Cane sugar has no vitamins or minerals, but does have some empty calories. On the other hand, fructose, also known as fruit sugar, is a natural sugar found primarily in fruits and some vegetables. Unlike cane sugar, fructose contains some vitamins and minerals as well as fewer calories than cane sugar.
In terms of health, cane sugar can be beneficial when enjoyed in moderation, as it can provide an energy boost. However, too much cane sugar consumption can contribute to weight gain, insulin resistance, and type 2 diabetes.
Fructose may offer more health benefits due to its vitamin and mineral content. However, too much fructose consumption may also contribute to weight gain, liver damage, and other chronic health conditions.
Ultimately, deciding which type of sugar is better for you requires weighing the pros and cons of each in accordance to your individual dietary needs and health goals.
Is fructose worse than sugar?
Fructose, or fruit sugar, and sugar are both forms of simple carbohydrates, which means they provide an immediate source of energy after consumption. On the surface, it can appear that fructose and sugar are similar; however, in terms of health, there are some marked differences between the two.

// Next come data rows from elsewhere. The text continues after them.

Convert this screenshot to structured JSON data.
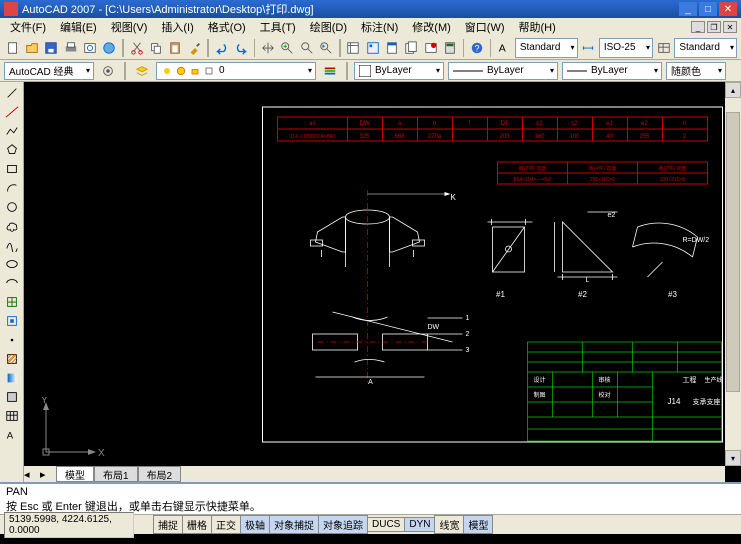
{
  "titlebar": {
    "app": "AutoCAD 2007",
    "doc": "[C:\\Users\\Administrator\\Desktop\\打印.dwg]"
  },
  "menu": {
    "file": "文件(F)",
    "edit": "编辑(E)",
    "view": "视图(V)",
    "insert": "插入(I)",
    "format": "格式(O)",
    "tools": "工具(T)",
    "draw": "绘图(D)",
    "dimension": "标注(N)",
    "modify": "修改(M)",
    "window": "窗口(W)",
    "help": "帮助(H)"
  },
  "toolbar2": {
    "textStyle": "Standard",
    "dimStyle": "ISO-25",
    "tableStyle": "Standard"
  },
  "workspace": {
    "name": "AutoCAD 经典",
    "layer": "0",
    "linetype": "ByLayer",
    "lineweight": "ByLayer",
    "color": "随颜色"
  },
  "tabs": {
    "model": "模型",
    "layout1": "布局1",
    "layout2": "布局2"
  },
  "cmd": {
    "l1": "PAN",
    "l2": "按 Esc 或 Enter 键退出，或单击右键显示快捷菜单。"
  },
  "status": {
    "coords": "5139.5998, 4224.6125, 0.0000",
    "snap": "捕捉",
    "grid": "栅格",
    "ortho": "正交",
    "polar": "极轴",
    "osnap": "对象捕捉",
    "otrack": "对象追踪",
    "ducs": "DUCS",
    "dyn": "DYN",
    "lwt": "线宽",
    "model": "模型"
  },
  "drawing": {
    "ucsX": "X",
    "ucsY": "Y",
    "tableSpec": "J14-1 DN500 A=840",
    "th1": "a#",
    "th2": "DW",
    "th3": "a",
    "th4": "b",
    "th5": "l",
    "th6": "D1",
    "th7": "c1",
    "th8": "c2",
    "th9": "e1",
    "th10": "e2",
    "th11": "n",
    "tv1": "325",
    "tv2": "668",
    "tv3": "270a",
    "tv4": "",
    "tv5": "203",
    "tv6": "160",
    "tv7": "100",
    "tv8": "40",
    "tv9": "255",
    "tv10": "88",
    "tv11": "2",
    "plate1h": "板(2件) 双面",
    "plate2h": "板(4件) 双面",
    "plate3h": "板(2件) 双面",
    "plate1v": "804×204×—×5.0",
    "plate2v": "290×160×6",
    "plate3v": "320×210×8",
    "dimK": "K",
    "dimA": "A",
    "dimE2": "e2",
    "dimL": "L",
    "dimR": "R=DW/2",
    "dimDW": "DW",
    "dim1": "1",
    "dim2": "2",
    "dim3": "3",
    "view1": "#1",
    "view2": "#2",
    "view3": "#3",
    "tb_proj": "工程",
    "tb_projv": "生产线",
    "tb_num": "J14",
    "tb_name": "支承支座",
    "tb_c1": "设计",
    "tb_c2": "制图",
    "tb_c3": "审核",
    "tb_c4": "校对"
  }
}
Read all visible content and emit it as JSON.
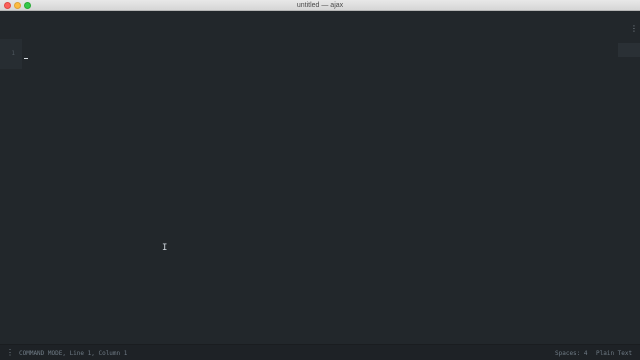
{
  "window": {
    "title": "untitled — ajax"
  },
  "editor": {
    "line_numbers": [
      "1"
    ],
    "text": "",
    "watermark_text": "",
    "menu_icon": "vertical-ellipsis-icon"
  },
  "statusbar": {
    "menu_icon": "vertical-ellipsis-icon",
    "mode": "COMMAND MODE, Line 1, Column 1",
    "spaces": "Spaces: 4",
    "syntax": "Plain Text"
  },
  "colors": {
    "editor_background": "#22272b",
    "titlebar_background": "#e0e0e0",
    "close_button": "#fc605c",
    "minimize_button": "#fdbc40",
    "maximize_button": "#34c84a"
  }
}
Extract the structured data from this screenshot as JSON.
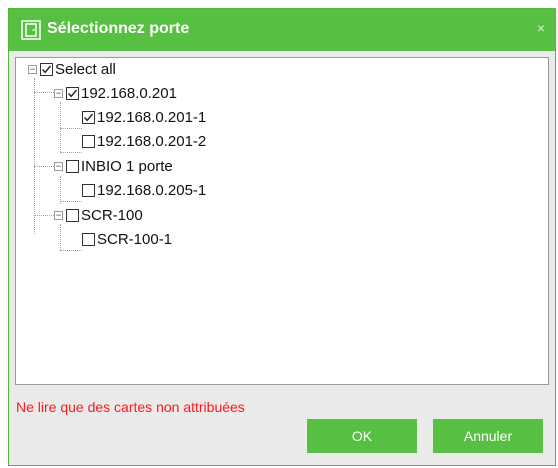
{
  "dialog": {
    "title": "Sélectionnez porte",
    "close_glyph": "×",
    "note": "Ne lire que des cartes non attribuées",
    "ok_label": "OK",
    "cancel_label": "Annuler",
    "accent_color": "#57bf41",
    "note_color": "#ff1a1a"
  },
  "tree": {
    "root": {
      "label": "Select all",
      "checked": true,
      "expanded": true
    },
    "g1": {
      "label": "192.168.0.201",
      "checked": true,
      "expanded": true
    },
    "g1c1": {
      "label": "192.168.0.201-1",
      "checked": true
    },
    "g1c2": {
      "label": "192.168.0.201-2",
      "checked": false
    },
    "g2": {
      "label": "INBIO 1 porte",
      "checked": false,
      "expanded": true
    },
    "g2c1": {
      "label": "192.168.0.205-1",
      "checked": false
    },
    "g3": {
      "label": "SCR-100",
      "checked": false,
      "expanded": true
    },
    "g3c1": {
      "label": "SCR-100-1",
      "checked": false
    }
  },
  "icons": {
    "title": "door-icon",
    "expander": "minus-box-icon",
    "check": "checkmark-icon"
  }
}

Fructose is processed differently in the body than sugar, and it is metabolized primarily by the liver. The metabolic pathways by which fructose is processed can lead to a wide range of health problems including elevated blood pressure, diabetes, fatty liver, and obesity.
In fact, fructose has been found to be more strongly associated with obesity than any other carbohydrate. Specifically, fructose, when consumed in excess, increases triglycerides and insulin levels more than the same amount of sugar.

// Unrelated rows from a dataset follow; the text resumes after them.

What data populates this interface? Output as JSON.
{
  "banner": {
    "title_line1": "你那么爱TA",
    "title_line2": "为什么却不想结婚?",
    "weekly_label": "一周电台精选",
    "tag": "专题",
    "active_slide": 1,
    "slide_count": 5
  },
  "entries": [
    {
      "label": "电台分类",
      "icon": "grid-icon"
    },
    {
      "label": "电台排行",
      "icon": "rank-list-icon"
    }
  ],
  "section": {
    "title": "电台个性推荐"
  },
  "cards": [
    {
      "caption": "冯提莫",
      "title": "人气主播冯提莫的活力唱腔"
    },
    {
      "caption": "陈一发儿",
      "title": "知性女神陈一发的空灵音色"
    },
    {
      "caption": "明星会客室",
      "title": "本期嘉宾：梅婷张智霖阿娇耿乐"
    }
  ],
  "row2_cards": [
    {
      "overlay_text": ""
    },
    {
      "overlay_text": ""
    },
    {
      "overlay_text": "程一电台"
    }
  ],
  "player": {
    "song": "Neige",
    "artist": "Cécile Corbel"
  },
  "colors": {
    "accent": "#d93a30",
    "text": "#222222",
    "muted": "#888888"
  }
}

In addition, fructose can also be damaging to teeth since it can be fermented by bacteria in the mouth, resulting in cavities and tooth decay. Thus, eating too much of either type of sugar can have negative side effects, but fructose has been found to be more damaging to overall health.
Is corn OK for diabetes?
Whether or not corn is appropriate for diabetes depends entirely on the individual. In general, unprocessed corn is a low glycemic index food, meaning its carbohydrates are slowly digested and absorbed.
It is also a good source of dietary fiber, magnesium, and vitamins. These benefits make corn a good choice for managing blood sugar levels. However, corn is also a high calorie food, so those with diabetes need to watch their portion size and monitor their glucose levels after eating it.
Additionally, processed corn often contains sodium, added sugars, and unhealthy fats, so these should be avoided. Talk to your doctor or a dietitian to determine if corn is an appropriate choice for you and how it should fit into your diabetes management plan.
Is corn high in sugar and carbs?
Yes, corn is high in both sugar and carbohydrates. It is one of the higher-carbohydrate vegetables, as it contains approximately 26 grams of carbohydrates per cup. While not all of this is sugar, approximately 5 grams of this is actual sugar.
Corn is also a very versatile vegetable and can be used in a variety of dishes or eaten on its own. Aside from being high in carbohydrates and sugar, corn is also full of beneficial vitamins and minerals, such as niacin, thiamin, riboflavin, and iron.
Additionally, it is a good source of fiber and protein. Given its nutritional benefits and versatility, corn can be a great addition to a healthy and balanced diet.